Relative gradable adjective recursion such as small small big mushrooms is more challenging for children than possessive recursion such as the deer’s friend’s sister’s mushrooms


  • Deborah Foucault University of Massachusetts Amherst
  • Adina Camelia Bleotu University of Bucharest
  • Usha Lakshmanan Southern Illinois University Carbondale
  • Emma Merritt University of Frankfurt
  • Roehl Sybing Doshisha University
  • Tom Roeper University of Massachusetts Amherst



language acquisition, English L1, adjectives, possessives, recursion, gradability, set, subset, syntax-semantics interface

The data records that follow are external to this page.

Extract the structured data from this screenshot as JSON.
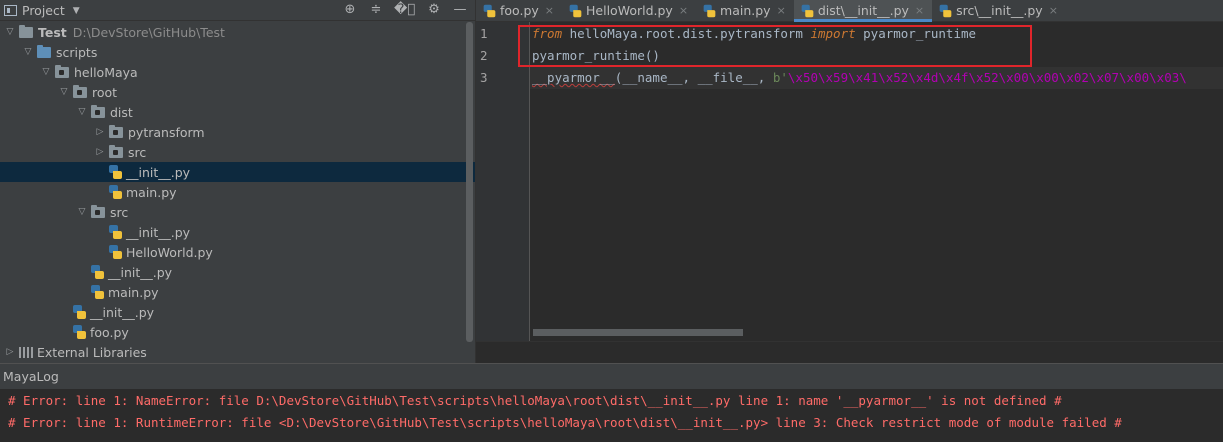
{
  "project_panel": {
    "title": "Project",
    "toolbar_icons": [
      "locate-icon",
      "expand-all-icon",
      "collapse-all-icon",
      "gear-icon",
      "minimize-icon"
    ],
    "tree": [
      {
        "label": "Test",
        "path": "D:\\DevStore\\GitHub\\Test",
        "type": "root-folder",
        "depth": 0,
        "expanded": true
      },
      {
        "label": "scripts",
        "type": "blue-folder",
        "depth": 1,
        "expanded": true
      },
      {
        "label": "helloMaya",
        "type": "package",
        "depth": 2,
        "expanded": true
      },
      {
        "label": "root",
        "type": "package",
        "depth": 3,
        "expanded": true
      },
      {
        "label": "dist",
        "type": "package",
        "depth": 4,
        "expanded": true
      },
      {
        "label": "pytransform",
        "type": "package",
        "depth": 5,
        "expanded": false
      },
      {
        "label": "src",
        "type": "package",
        "depth": 5,
        "expanded": false
      },
      {
        "label": "__init__.py",
        "type": "python-file",
        "depth": 5,
        "selected": true
      },
      {
        "label": "main.py",
        "type": "python-file",
        "depth": 5
      },
      {
        "label": "src",
        "type": "package",
        "depth": 4,
        "expanded": true
      },
      {
        "label": "__init__.py",
        "type": "python-file",
        "depth": 5
      },
      {
        "label": "HelloWorld.py",
        "type": "python-file",
        "depth": 5
      },
      {
        "label": "__init__.py",
        "type": "python-file",
        "depth": 4
      },
      {
        "label": "main.py",
        "type": "python-file",
        "depth": 4
      },
      {
        "label": "__init__.py",
        "type": "python-file",
        "depth": 3
      },
      {
        "label": "foo.py",
        "type": "python-file",
        "depth": 3
      },
      {
        "label": "External Libraries",
        "type": "library",
        "depth": 0,
        "expanded": false
      }
    ]
  },
  "editor": {
    "tabs": [
      {
        "label": "foo.py",
        "active": false
      },
      {
        "label": "HelloWorld.py",
        "active": false
      },
      {
        "label": "main.py",
        "active": false
      },
      {
        "label": "dist\\__init__.py",
        "active": true
      },
      {
        "label": "src\\__init__.py",
        "active": false
      }
    ],
    "close_glyph": "×",
    "line_numbers": [
      "1",
      "2",
      "3"
    ],
    "lines": [
      [
        {
          "text": "from",
          "cls": "kw"
        },
        {
          "text": " helloMaya.root.dist.pytransform ",
          "cls": "plain"
        },
        {
          "text": "import",
          "cls": "kw"
        },
        {
          "text": " pyarmor_runtime",
          "cls": "plain"
        }
      ],
      [
        {
          "text": "pyarmor_runtime",
          "cls": "plain"
        },
        {
          "text": "()",
          "cls": "plain"
        }
      ],
      [
        {
          "text": "__pyarmor__",
          "cls": "plain squig"
        },
        {
          "text": "(__name__, __file__, ",
          "cls": "plain"
        },
        {
          "text": "b'",
          "cls": "str"
        },
        {
          "text": "\\x50\\x59\\x41\\x52\\x4d\\x4f\\x52\\x00\\x00\\x02\\x07\\x00\\x03\\",
          "cls": "dunder"
        }
      ]
    ]
  },
  "log": {
    "title": "MayaLog",
    "lines": [
      "# Error: line 1: NameError: file D:\\DevStore\\GitHub\\Test\\scripts\\helloMaya\\root\\dist\\__init__.py line 1: name '__pyarmor__' is not defined #",
      "# Error: line 1: RuntimeError: file <D:\\DevStore\\GitHub\\Test\\scripts\\helloMaya\\root\\dist\\__init__.py> line 3: Check restrict mode of module failed #"
    ]
  },
  "colors": {
    "background": "#2b2b2b",
    "panel": "#3c3f41",
    "selection": "#0d293e",
    "highlight_box": "#e0252b",
    "error_text": "#ff6b68"
  }
}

Our experiment investigates whether children handle recursive possessives (R-Poss) in a more adult-like manner than recursive relative gradable adjectives (R-RGA). While the abstract notion of indirect recursion underlies both categories, we ask whether individual syntactic-semantic properties determine different acquisition paths in English for R-Poss and R-RGA at the 2-Level (the deer’s friend’s mushrooms, small big mushrooms) and at the 3-Level (the deer’s friend’s sister’s mushrooms, small small big mushrooms). The results indicate that older children perform better than younger children on 2- and 3-Level R-Poss. However, this trend is not observed for R-RGA where both age groups perform similarly, successfully handling 2- but not 3-Level R-RGA. Analysis of individual results reveal that children who are successful with comprehension and production at 3-Level R-RGA are also successful with 3-Level R-Poss, but not the other way around. We conclude that 3-Level R-RGA is more challenging than 3-Level R-Poss, arguing that this difficulty arises from R-RGA syntax-semantics which involves a set-subset relation and gradability relative to comparative scales.

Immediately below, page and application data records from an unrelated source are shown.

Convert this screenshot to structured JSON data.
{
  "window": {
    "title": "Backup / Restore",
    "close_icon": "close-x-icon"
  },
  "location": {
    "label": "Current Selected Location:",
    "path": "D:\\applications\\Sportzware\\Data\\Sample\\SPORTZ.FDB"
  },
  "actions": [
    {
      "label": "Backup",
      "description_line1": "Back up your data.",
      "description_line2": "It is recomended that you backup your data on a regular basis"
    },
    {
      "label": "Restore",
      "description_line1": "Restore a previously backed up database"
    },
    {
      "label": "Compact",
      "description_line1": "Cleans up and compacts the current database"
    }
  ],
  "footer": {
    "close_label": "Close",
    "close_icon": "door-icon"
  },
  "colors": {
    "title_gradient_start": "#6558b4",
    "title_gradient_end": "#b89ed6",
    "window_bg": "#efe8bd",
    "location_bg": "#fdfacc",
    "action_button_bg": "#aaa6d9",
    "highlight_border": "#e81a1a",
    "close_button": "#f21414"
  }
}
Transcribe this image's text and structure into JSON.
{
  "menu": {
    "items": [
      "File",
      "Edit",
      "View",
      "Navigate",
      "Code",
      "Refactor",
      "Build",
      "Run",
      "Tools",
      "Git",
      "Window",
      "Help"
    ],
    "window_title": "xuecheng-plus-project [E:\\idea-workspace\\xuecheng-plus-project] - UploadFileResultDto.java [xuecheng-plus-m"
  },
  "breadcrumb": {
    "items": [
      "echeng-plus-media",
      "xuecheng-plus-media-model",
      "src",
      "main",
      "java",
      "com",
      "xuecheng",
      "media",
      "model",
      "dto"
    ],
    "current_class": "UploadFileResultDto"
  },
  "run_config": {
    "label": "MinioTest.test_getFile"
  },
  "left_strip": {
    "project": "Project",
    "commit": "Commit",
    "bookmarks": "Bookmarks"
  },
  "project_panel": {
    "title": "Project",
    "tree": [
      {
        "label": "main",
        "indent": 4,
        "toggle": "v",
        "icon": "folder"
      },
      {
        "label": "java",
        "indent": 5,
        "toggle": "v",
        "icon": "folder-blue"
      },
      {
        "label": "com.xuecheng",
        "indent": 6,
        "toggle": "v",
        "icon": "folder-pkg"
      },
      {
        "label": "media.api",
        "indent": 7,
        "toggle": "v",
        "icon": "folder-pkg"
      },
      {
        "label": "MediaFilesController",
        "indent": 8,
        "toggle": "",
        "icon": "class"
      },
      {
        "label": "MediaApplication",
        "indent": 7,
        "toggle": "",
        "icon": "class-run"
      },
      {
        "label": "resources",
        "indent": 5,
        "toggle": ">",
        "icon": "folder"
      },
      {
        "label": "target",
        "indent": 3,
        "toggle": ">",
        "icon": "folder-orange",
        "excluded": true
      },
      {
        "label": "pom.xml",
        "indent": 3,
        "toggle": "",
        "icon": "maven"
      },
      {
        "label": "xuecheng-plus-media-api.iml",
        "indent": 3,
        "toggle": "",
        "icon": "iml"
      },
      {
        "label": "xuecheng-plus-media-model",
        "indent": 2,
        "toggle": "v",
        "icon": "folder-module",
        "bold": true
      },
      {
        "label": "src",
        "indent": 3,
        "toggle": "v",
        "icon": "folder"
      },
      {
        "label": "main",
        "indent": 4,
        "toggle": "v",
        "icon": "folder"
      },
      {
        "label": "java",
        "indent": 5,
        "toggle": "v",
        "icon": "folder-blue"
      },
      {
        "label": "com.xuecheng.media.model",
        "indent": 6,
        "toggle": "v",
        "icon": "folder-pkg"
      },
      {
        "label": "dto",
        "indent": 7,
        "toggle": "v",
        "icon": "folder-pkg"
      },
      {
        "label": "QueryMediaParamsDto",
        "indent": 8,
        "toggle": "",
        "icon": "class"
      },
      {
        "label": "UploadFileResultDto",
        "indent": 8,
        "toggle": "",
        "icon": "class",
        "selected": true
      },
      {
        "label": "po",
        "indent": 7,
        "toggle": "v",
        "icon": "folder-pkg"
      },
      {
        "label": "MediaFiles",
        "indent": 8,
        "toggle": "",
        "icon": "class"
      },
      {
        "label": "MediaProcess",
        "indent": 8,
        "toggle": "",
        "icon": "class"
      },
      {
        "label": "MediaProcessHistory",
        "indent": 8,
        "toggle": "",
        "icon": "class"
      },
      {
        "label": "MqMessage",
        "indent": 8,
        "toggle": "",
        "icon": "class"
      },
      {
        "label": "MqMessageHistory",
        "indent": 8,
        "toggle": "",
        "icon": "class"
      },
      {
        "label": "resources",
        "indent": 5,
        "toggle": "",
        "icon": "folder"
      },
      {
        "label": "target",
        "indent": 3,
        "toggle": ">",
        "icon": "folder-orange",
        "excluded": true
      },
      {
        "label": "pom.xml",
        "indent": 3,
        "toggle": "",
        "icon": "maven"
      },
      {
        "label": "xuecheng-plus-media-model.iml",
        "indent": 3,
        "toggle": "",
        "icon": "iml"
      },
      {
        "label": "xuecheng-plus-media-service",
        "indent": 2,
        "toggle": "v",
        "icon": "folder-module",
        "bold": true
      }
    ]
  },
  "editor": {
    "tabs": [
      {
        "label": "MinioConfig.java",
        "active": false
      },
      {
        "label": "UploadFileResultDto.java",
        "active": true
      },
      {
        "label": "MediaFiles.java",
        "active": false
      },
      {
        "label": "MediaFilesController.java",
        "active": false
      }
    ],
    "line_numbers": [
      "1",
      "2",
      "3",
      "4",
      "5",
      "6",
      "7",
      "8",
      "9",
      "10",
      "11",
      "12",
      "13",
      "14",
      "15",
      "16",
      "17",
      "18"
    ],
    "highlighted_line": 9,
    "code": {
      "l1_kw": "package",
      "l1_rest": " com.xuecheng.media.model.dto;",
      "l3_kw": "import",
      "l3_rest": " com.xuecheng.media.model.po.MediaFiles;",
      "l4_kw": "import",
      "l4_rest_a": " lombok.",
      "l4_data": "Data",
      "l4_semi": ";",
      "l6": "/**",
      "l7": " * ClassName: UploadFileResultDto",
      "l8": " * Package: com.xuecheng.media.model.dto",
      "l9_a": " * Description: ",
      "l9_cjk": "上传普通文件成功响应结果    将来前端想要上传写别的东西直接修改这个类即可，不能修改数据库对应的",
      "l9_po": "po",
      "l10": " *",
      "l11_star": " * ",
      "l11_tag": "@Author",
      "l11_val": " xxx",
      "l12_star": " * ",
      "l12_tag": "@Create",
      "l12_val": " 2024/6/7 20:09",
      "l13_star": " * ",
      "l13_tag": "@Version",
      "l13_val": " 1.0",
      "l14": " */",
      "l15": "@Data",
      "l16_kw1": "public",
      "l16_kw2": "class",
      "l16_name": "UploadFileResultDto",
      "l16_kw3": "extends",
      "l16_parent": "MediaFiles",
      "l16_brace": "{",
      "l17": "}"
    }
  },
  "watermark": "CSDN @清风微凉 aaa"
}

How to Cite

Foucault, Deborah, Adina Camelia Bleotu, Usha Lakshmanan, Emma Merritt, Roehl Sybing, and Tom Roeper. 2022. “Relative Gradable Adjective Recursion Such As Small Small Big Mushrooms Is More Challenging for Children Than Possessive Recursion Such As the deer’s friend’s sister’s Mushrooms”. Proceedings of the Linguistic Society of America 7 (1): 5294.